(DATASET EXCERPTS)
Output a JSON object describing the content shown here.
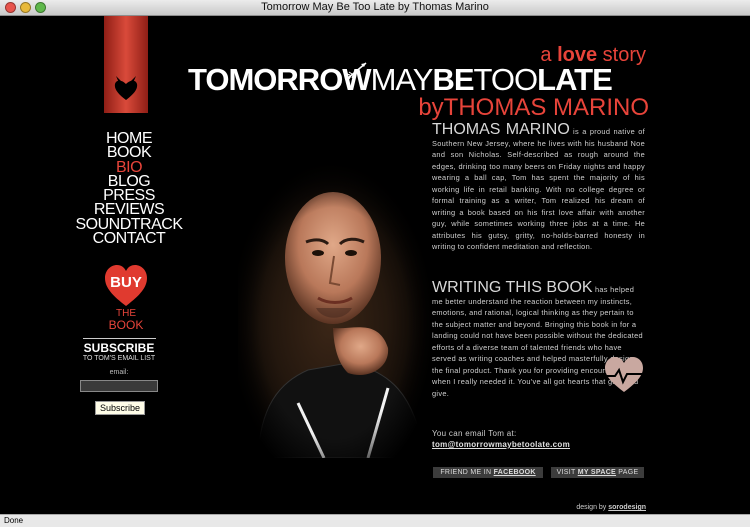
{
  "window": {
    "title": "Tomorrow May Be Too Late by Thomas Marino"
  },
  "header": {
    "tagline_prefix": "a",
    "tagline_bold": "love",
    "tagline_suffix": "story",
    "title_part1": "TOMORROW",
    "title_part2": "MAY",
    "title_part3": "BE",
    "title_part4": "TOO",
    "title_part5": "LATE",
    "byline": "byTHOMAS MARINO"
  },
  "nav": {
    "items": [
      "HOME",
      "BOOK",
      "BIO",
      "BLOG",
      "PRESS",
      "REVIEWS",
      "SOUNDTRACK",
      "CONTACT"
    ],
    "active": "BIO"
  },
  "buy": {
    "label": "BUY",
    "the": "THE",
    "book": "BOOK"
  },
  "subscribe": {
    "title": "SUBSCRIBE",
    "subtitle": "TO TOM'S EMAIL LIST",
    "email_label": "email:",
    "button": "Subscribe"
  },
  "bio": {
    "lead": "THOMAS MARINO",
    "text": " is a proud native of Southern New Jersey, where he lives with his husband Noe and son Nicholas. Self-described as rough around the edges, drinking too many beers on Friday nights and happy wearing a ball cap, Tom has spent the majority of his working life in retail banking. With no college degree or formal training as a writer, Tom realized his dream of writing a book based on his first love affair with another guy, while sometimes working three jobs at a time. He attributes his gutsy, gritty, no-holds-barred honesty in writing to confident meditation and reflection."
  },
  "writing": {
    "lead": "WRITING THIS BOOK",
    "text": " has helped me better understand the reaction between my instincts, emotions, and rational, logical thinking as they pertain to the subject matter and beyond. Bringing this book in for a landing could not have been possible without the dedicated efforts of a diverse team of talented friends who have served as writing coaches and helped masterfully design the final product. Thank you for providing encouragement when I really needed it. You've all got hearts that give and give."
  },
  "contact": {
    "prompt": "You can email Tom at:",
    "email": "tom@tomorrowmaybetoolate.com"
  },
  "social": {
    "fb_prefix": "FRIEND ME IN",
    "fb_bold": "FACEBOOK",
    "ms_prefix": "VISIT",
    "ms_bold": "MY SPACE",
    "ms_suffix": "PAGE"
  },
  "credit": {
    "prefix": "design by",
    "name": "sorodesign"
  },
  "status": {
    "text": "Done"
  },
  "colors": {
    "accent": "#e8443a",
    "background": "#000000"
  },
  "icons": [
    "heart-devil-icon",
    "buy-heart-icon",
    "arrow-through-heart-icon",
    "cupid-arrow-icon"
  ]
}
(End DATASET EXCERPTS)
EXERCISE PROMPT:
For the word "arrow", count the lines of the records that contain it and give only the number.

ANSWER BOX:
2